      • The American War of Independence and the Seven Years War
      • The French Revolutionary Wars
      • The impacts on society with the emergence of Britain as the inaugural industrial nation
      • Party politics, social reform and expansion of the franchise
      • The growth of the British Empire with an entrenched study (for instance, of India)
      • Home Rule and Ireland
      • Darwin’s ‘On The Origin of Species’
  • Modern Britain (1901-)

    • Threats to Europe, Britain and the world at large, 1901 to contemporary times.

      As an adjunct to analysing the Holocaust, this could include:

      • The First World War and the consequent Peace Settlement and the way it altered the course of world history
      • The period during the two World Wars, the repercussions of the Great Depression and the ascent of dictators
      • World War II and the wartime mentorship of Winston Churchill
      • The establishment of the Welfare State
      • Indian independence and the termination of the Empire affecting Britain’s position in world history
      • Technological, cultural and social transitions in British society in the aftermath of the war
      • Status of Britain in the world since 1945
  • Local History

    • Analysis of local history, for instance:

      • Extensive research associated with one of the aforementioned British areas of investigation
      • Analysis conducted over a period of time, inspecting the extent to which sites in their locality mirror dimensions of national history (some sites may date back to the period preceding 1066) vis-à-vis world history
      • Investigation of a specific site or dimension of local history predating 1066
  • Extended Study

    • Inspection of a theme or dimension in the history of Britain that widens and fortifies students’ sequential knowledge from before 1066, for instance:
      • The transforming dimensions of political authority in Britain analysed through the trajectory of chosen case studies dating from the Iron Age to contemporary times
      • Transitioning landscape of Britain from the Iron Age to contemporary times
      • Analysis of a specific dimension of social history, such as the repercussions over time of movement (migration) of people from, within and to the British Isles
      • An extensive investigation into a crucial turning point, for instance, the Neolithic Revolution
  • World History
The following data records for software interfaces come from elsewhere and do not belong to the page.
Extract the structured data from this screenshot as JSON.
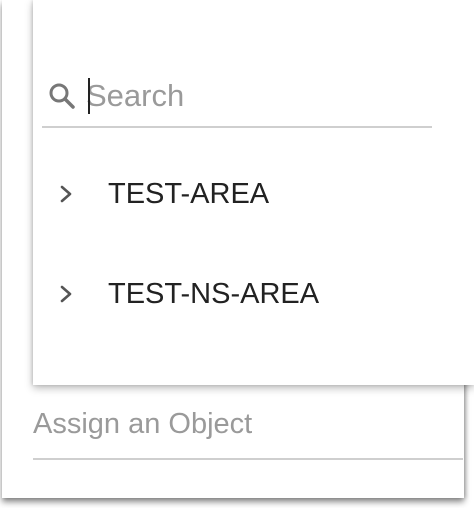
{
  "search": {
    "placeholder": "Search",
    "icon": "search-icon"
  },
  "tree": {
    "items": [
      {
        "label": "TEST-AREA",
        "icon": "chevron-right-icon"
      },
      {
        "label": "TEST-NS-AREA",
        "icon": "chevron-right-icon"
      }
    ]
  },
  "assign_field": {
    "placeholder": "Assign an Object"
  },
  "colors": {
    "underline": "#cfcfcf",
    "placeholder_text": "#9a9a9a",
    "item_text": "#222222",
    "icon": "#777777"
  }
}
    • A minimum of a single study of an important issue of society in the history of the world and its liaison with diverse developments across the globe

      • For instance, Transforming Russian empires c. 1800-1989, India during the Mughal rule 1526-1857, the USA in the 20th century and China under the Qing dynasty 1644-1911.

Target Group

The Key Stage 3 history curriculum follows Key Stage 2 history curriculum and encases three years of school teaching in maintained schools in Wales and England. This corresponds to years 7, 8 and 9, with the age of the students ranging from 11 to 14.

Overview

The Key Stage 3 history curriculum aims to dispense a comprehensive sense of understanding for the development of clarity and precision concerning different historical concepts, grounded nature of understanding of abstract terms and the methods of historical enquiry. The KS3 history helps make sense of the world regarding understanding of its genesis and the process of change.